     So i'll be perfectly honest, a few months ago I really knew nothing about food photography. I knew the basics, some lighting and what not and adjusting colors after so everything looks great. I didn't realize how much went into it. Often times the location is not well lit and whoever has prepared the food doesn't know about food photography and you're given a little less than perfect presentation of the food. So when you show up and get the food to work with you either get something thats pretty damn good looking or you gotta fix it up a bit.

     So the first thing I want to try and get is a clean plate. I bring my own, a few different sizes and colors because sometimes whoever is giving me the food might have a god awful ugly plate that ruins the presentation. I have a huge variety of plates that I collect from Target, Wal-Mart, Savers and any other place that I go. I also am consistently on the lookout for unique glassware and bowls.  So the plate is the base, it's where the beautiful food will sit and pose for me. Now the next thing is making sure the plate remains clean throughout, I would rather not do photoshop after the fact to fix it.  

    The next thing is the food, it's gotta look amazing. I will usually work with the chef and make sure that they understand what i'm looking for. I want a picture perfect piece of food, no flaws and all ingredients showing. Sometimes this may mean adding extra ingredients or putting less of something else on something. I typically only need one side of whatever i'm working with, so it can be built up on one side.  

     So the next is location. I don't want to take the photo in the back of the kitchen or on a steel table. I don't want a white background that looks like it belongs on Amazon either. So I usually scout around the area where i'm going to take the photo and select a few locations.  Depending on the location I will use a flash or strobe. But the best thing that I usually use is a simple reflector.  

     So someone asked me which is harder, taking pictures of people or food. It's definitely food because it's all on me to get the photo right. I can't blame anyone else on the photo not coming out. The food is just sitting there, looking sexy and I have my camera and tools to get it done. When i'm shooting a person, they could have a bad hair day, a bad attitude or simply just be wearing something horrible. So again, food is hard.

     So back to food photography. We left off at starting to take photos of the food. So there's a few different ways you can take photos of food. You can take really close ups of it, if it's a sandwich you might get meat hanging out of it or the crumbs falling off the bread. The next is maybe one of the more recent popular ways, straight down; birds eye view. You take a photo looking down on the plate, highlighting the shape, portions, colors and textures of the meal. The next is simply at an angle, showing where the food is and maybe a few accessories (fork, knife, drink, napkins, table cloth, ketchup bottle, other table wear). The other way I like to get photos is straight on from the side.
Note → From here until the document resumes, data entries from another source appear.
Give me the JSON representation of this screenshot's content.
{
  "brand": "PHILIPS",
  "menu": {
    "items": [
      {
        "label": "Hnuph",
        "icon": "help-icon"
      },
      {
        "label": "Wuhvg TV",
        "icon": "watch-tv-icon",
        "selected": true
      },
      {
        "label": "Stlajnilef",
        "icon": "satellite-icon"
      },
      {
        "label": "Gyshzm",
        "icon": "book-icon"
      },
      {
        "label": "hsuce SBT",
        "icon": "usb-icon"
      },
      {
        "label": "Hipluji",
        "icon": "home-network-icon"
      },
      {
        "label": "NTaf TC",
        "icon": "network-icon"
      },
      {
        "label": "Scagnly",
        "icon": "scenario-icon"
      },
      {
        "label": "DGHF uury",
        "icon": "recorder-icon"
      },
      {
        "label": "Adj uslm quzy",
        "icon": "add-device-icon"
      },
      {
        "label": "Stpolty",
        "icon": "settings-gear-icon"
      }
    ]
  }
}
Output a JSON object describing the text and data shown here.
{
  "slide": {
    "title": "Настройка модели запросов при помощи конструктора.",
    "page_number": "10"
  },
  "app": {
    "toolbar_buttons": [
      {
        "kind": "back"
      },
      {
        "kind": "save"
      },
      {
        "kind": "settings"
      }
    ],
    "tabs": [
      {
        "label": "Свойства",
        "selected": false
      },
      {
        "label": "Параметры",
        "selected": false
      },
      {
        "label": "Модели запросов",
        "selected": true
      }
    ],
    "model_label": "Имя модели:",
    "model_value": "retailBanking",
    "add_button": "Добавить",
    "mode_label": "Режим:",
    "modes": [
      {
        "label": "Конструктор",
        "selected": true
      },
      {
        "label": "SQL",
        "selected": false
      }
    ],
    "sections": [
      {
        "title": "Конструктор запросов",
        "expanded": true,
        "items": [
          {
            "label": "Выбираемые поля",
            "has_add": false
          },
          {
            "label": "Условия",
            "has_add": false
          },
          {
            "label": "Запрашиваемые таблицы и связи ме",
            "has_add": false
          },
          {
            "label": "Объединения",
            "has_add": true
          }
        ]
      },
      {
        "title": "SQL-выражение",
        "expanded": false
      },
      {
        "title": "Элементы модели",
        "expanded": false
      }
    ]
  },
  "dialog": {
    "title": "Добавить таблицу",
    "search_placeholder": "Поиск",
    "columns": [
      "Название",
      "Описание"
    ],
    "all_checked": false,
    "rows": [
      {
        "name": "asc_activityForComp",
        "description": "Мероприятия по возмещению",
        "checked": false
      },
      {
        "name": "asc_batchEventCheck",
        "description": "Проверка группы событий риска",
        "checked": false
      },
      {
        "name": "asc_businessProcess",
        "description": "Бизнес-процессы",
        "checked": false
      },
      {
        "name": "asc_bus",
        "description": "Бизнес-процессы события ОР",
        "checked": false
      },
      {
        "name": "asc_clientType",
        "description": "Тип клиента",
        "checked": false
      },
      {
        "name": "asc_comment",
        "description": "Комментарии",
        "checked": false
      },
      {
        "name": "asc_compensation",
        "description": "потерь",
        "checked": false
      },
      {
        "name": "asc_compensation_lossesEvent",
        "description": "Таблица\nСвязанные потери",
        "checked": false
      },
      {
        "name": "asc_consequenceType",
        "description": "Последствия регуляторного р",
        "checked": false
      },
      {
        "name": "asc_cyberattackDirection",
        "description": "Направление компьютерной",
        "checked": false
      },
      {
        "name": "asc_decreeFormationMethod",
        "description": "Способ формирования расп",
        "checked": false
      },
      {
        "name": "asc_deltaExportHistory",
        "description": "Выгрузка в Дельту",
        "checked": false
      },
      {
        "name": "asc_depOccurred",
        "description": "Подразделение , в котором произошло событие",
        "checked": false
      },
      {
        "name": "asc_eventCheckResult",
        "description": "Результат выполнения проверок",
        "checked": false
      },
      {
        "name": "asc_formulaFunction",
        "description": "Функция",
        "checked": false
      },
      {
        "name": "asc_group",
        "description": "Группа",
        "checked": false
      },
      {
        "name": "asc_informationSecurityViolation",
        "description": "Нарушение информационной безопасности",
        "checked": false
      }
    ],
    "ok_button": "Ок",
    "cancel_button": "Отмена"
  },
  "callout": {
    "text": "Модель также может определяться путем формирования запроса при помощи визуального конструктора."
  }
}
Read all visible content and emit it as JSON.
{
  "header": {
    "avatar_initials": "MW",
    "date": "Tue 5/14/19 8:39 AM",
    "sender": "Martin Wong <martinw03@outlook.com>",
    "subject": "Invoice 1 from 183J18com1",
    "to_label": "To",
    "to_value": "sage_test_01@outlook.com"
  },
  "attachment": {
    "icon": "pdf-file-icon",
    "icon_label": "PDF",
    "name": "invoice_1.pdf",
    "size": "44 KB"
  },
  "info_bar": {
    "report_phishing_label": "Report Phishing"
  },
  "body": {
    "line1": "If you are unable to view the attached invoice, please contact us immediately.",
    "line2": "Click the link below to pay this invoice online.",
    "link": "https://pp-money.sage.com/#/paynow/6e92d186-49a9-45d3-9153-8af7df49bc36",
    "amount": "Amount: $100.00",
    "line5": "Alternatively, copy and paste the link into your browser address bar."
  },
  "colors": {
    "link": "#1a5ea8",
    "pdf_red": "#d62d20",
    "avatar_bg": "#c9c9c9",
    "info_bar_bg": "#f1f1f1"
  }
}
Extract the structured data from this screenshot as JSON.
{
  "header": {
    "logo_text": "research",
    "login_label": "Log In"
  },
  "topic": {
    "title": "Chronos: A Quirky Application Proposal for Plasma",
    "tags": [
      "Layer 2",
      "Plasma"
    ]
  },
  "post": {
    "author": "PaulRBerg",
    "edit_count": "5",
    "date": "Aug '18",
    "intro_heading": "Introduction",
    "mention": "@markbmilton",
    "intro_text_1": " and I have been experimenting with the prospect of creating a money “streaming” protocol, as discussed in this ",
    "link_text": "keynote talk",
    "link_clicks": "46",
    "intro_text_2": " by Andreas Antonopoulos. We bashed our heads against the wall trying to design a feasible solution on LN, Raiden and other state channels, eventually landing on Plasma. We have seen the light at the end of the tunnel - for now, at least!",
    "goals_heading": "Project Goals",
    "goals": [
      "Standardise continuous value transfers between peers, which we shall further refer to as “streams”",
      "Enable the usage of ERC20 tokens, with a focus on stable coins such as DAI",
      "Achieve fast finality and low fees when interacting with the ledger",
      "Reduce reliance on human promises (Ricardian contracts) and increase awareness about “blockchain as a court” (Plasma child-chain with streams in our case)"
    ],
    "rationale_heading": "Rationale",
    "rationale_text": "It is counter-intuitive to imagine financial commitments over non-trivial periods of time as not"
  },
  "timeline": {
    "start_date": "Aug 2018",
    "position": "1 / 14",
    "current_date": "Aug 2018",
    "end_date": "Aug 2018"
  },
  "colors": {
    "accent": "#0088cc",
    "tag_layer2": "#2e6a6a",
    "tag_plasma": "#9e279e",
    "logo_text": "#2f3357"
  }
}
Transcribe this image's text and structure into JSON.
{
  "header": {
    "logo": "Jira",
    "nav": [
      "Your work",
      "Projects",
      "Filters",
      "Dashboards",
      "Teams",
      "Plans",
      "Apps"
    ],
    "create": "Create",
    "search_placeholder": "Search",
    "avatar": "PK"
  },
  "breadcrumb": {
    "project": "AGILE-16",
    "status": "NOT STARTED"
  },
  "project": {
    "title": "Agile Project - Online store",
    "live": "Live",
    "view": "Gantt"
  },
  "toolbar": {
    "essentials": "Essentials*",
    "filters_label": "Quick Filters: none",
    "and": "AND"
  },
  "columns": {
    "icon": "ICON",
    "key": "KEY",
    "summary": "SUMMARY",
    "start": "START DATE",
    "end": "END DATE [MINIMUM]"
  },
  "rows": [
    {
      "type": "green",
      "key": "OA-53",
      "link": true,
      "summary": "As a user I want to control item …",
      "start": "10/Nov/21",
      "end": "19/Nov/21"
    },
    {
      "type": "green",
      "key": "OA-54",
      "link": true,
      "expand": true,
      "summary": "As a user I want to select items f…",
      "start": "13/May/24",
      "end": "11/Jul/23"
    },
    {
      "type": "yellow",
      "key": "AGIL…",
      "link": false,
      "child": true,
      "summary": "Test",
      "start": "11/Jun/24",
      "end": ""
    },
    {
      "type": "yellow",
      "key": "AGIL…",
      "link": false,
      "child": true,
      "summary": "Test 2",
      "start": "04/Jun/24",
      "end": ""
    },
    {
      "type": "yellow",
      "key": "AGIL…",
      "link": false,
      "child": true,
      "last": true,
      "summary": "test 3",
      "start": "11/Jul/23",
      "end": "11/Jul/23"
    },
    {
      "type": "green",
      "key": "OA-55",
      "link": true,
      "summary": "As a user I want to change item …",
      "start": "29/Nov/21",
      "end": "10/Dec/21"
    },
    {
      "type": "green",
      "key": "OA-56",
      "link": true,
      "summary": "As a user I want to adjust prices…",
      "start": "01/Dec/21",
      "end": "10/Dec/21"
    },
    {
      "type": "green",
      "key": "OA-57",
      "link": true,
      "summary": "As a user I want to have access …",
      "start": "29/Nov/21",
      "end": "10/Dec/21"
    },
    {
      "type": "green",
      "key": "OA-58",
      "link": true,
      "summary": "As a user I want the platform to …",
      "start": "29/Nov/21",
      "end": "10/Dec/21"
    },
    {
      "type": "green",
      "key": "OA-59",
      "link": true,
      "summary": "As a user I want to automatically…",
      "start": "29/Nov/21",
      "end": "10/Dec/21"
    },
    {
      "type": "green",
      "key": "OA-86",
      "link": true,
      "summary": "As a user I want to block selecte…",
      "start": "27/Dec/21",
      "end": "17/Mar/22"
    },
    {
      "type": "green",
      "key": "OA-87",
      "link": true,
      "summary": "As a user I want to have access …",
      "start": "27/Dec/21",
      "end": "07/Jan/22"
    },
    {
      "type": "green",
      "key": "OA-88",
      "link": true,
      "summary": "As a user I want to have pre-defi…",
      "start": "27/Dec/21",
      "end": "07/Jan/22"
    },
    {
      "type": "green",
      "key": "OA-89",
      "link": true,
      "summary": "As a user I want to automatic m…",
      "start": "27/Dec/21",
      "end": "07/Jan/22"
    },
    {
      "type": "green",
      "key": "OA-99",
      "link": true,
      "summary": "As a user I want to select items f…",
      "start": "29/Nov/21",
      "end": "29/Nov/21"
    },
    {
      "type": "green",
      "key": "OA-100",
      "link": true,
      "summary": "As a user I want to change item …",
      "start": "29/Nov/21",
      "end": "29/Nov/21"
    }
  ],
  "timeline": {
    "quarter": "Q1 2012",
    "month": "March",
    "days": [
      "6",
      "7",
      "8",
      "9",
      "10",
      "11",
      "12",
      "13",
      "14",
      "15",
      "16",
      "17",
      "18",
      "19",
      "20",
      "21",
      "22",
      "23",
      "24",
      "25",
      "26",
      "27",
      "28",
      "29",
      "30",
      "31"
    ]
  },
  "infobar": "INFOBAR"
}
I think this is one of the best and unique views of the food.   So whichever way you decide to shoot you have to make sure everything looks picture perfect before you start. So if you have to lift up a steak and clean the plate or ask for a new vegetable because the one you have looks kinda dumpy then do it.  Don't be scared to squeeze, stretch, adjust and move things around so they look perfect.  

     So the rest is up to you, theres no wrong way to do food photography. It's whatever you make it. My food photography is always developing. I'm always learning more tricks and techniques to get my shots looking better and better. Sometimes i'll shoot wide open, sometimes i'm shooting at f8. It's whatever you do to get the shot and then properly post processing that image. One little thing that I don't always share is I use my Iphone to do some of my food photography sometimes. I usually use a reflector and pose the plate right by a window. I'm still doing a little post processing with apps on my phone.

      I do have a little bit of an advantage though, I love eating food and I also work part time at a Mexican Restaurant which is part of a restaurant group in Worcester with ten different restaurants in two different states.  So i'm usually around food quite often.


You can see some of my food photography on Gerardo's Italian Bakery's website. I've provided all their photography and it's been a real learning experience.